As you practice more, you don’t learn simple vowels, you learn the whole range of vowel sounds used to generate the experience of the vowel. You don’t sing pitches, you sing the whole spectrum of tonality that surrounds each pitch. Eventually, you no longer learn words, but rather a range of consonant to vowel transitions that make up the experience of a word. And ultimately, you don’t sing songs, you learn to assemble the whole range of experiences that gave the song meaning when it was being born.

Lilli Lewis. Photo by Gabriel Barreto

It is possible that my life and the lives of others of us living in the cracks can be used to reveal the vulnerabilities in the larger human song. We can reveal the spaces that are weak, that require us to slow down, apply more integrity, more energy so as to achieve a broader, more cohesive experience of human dignity. 

For me, that has been the value of learning how to develop a life, career, and body of work from the cracks and crevices. It has demanded that I deepen. It has demanded that I get to know well that which I would hide, that which my shame would have me apologize for. It has taught me that it’s not about one life, one story, one experience; it’s about an entire spectrum of experiences carried by a multitude of lives reaching for the fullest possible expression of their humanity. It has been required of me that I slow down in order to re-connect to the integrity of what animates me: my wish for us all to experience safety, general well-being and joy as we build a sustainable world. Living from the cracks widens my lens. It allows me to watch out for where others might be slipping through and helps me harness my intention to serve as mortar for our leaks. 
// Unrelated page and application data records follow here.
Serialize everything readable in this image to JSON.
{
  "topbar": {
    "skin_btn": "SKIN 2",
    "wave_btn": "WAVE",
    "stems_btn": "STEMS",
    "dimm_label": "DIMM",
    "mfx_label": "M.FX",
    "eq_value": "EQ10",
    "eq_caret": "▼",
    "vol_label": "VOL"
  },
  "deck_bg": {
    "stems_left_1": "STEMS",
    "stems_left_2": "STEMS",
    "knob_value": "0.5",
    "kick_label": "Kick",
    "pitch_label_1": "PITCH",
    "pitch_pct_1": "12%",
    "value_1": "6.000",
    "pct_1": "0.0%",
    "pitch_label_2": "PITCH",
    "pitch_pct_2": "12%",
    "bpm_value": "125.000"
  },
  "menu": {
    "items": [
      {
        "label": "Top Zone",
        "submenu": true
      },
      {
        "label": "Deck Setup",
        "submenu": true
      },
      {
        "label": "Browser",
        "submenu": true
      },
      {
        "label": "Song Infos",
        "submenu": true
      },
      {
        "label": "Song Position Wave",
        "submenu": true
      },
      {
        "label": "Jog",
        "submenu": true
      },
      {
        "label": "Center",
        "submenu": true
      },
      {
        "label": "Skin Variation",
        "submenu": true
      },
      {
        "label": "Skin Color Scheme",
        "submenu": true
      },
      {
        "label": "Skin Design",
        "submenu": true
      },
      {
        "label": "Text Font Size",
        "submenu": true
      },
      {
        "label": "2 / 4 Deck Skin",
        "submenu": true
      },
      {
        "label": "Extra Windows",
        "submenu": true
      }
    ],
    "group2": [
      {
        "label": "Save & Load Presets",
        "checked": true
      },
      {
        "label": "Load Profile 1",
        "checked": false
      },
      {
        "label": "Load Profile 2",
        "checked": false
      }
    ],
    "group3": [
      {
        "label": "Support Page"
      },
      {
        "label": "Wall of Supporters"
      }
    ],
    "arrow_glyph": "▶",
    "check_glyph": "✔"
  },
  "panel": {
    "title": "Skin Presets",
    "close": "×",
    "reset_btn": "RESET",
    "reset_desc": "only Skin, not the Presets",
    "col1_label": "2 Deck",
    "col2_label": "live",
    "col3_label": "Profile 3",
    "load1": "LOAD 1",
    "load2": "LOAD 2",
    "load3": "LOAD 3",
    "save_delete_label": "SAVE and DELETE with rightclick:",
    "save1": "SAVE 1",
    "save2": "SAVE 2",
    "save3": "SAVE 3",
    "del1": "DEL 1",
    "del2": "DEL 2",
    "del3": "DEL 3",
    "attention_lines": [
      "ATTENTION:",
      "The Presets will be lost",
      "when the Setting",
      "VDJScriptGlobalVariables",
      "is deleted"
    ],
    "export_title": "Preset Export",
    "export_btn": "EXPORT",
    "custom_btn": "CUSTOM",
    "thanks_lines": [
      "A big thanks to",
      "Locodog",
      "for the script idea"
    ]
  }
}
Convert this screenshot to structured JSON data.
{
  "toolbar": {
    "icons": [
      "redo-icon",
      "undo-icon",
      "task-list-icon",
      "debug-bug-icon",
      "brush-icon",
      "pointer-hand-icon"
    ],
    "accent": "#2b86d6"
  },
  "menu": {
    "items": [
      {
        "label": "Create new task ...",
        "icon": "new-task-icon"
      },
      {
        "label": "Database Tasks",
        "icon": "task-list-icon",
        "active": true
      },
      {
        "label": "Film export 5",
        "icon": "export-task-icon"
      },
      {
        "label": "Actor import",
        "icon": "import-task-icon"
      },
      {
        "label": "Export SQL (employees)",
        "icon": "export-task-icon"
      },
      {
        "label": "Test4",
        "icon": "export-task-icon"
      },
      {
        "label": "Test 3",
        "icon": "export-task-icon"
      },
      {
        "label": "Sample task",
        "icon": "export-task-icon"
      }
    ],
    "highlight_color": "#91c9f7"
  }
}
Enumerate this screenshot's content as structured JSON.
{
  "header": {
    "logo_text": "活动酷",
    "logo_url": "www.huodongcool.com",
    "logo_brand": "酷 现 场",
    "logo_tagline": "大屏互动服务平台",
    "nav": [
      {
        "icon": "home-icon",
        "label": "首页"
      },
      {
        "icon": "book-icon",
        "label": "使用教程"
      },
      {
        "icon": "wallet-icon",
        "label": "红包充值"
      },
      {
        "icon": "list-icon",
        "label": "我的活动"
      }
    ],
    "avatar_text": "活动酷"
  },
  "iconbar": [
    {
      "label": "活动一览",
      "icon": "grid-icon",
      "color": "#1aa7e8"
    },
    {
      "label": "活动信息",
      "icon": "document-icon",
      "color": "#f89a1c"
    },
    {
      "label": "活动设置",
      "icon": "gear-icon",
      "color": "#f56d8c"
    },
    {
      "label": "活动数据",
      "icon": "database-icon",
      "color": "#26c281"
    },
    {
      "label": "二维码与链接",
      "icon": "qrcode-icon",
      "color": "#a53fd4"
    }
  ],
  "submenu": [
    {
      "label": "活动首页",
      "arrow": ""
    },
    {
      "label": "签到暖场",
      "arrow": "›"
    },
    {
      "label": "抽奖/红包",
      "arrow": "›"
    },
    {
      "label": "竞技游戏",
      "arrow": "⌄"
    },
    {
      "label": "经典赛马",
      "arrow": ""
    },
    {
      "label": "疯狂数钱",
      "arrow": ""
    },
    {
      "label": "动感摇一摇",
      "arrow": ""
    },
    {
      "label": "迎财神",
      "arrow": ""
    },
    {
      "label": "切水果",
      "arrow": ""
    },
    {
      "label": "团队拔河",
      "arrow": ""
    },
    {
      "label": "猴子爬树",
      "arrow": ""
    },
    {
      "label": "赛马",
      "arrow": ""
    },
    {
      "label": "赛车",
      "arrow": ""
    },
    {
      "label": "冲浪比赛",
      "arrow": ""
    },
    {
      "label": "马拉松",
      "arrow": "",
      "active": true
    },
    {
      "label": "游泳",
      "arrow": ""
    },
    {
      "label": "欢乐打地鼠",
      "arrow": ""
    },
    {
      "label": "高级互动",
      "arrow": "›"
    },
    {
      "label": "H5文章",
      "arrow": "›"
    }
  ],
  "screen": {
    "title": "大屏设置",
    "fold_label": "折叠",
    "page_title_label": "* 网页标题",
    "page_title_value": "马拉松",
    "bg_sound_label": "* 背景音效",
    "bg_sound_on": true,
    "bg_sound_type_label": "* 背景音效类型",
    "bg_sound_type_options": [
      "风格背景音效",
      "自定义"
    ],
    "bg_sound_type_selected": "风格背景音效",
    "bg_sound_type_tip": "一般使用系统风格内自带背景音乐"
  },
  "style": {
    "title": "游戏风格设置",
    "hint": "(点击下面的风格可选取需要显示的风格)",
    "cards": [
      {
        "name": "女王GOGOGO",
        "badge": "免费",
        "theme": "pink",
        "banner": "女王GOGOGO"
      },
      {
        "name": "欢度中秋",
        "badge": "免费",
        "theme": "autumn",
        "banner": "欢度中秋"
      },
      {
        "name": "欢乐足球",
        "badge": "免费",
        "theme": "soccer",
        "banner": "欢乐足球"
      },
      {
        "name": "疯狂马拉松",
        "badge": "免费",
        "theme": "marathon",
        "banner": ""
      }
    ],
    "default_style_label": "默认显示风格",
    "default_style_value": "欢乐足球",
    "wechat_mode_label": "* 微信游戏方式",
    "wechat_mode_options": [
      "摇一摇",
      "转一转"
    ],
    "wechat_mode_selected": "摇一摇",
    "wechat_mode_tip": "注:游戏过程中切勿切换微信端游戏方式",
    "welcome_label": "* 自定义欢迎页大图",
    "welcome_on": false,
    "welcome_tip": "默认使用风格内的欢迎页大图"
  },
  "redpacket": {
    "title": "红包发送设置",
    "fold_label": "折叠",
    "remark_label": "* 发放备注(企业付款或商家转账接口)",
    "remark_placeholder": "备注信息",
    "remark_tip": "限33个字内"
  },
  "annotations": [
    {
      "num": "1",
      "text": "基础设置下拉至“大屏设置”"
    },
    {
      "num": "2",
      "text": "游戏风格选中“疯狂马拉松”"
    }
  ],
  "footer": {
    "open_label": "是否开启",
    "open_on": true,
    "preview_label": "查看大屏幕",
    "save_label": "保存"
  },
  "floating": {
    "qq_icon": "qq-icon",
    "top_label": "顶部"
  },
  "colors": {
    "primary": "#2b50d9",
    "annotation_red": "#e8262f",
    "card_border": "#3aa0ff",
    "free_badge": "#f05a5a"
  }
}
It requires that I pay attention to the razor-thin line between effort and energy. I can tell I’m exerting effort when I find myself paralyzed by my own consternation while looking to others to correct their behavior, asking others to be someone other than exactly who they are. Effort gives way to energy when I animate a sense of agency..when I begin to ask myself “what can I do?” and then follow that by the doing! Fighting against feels like effort. Working for something is energy. It fuels my apparatus. It allows my life to sing freely, whatever humble song I was born to sing.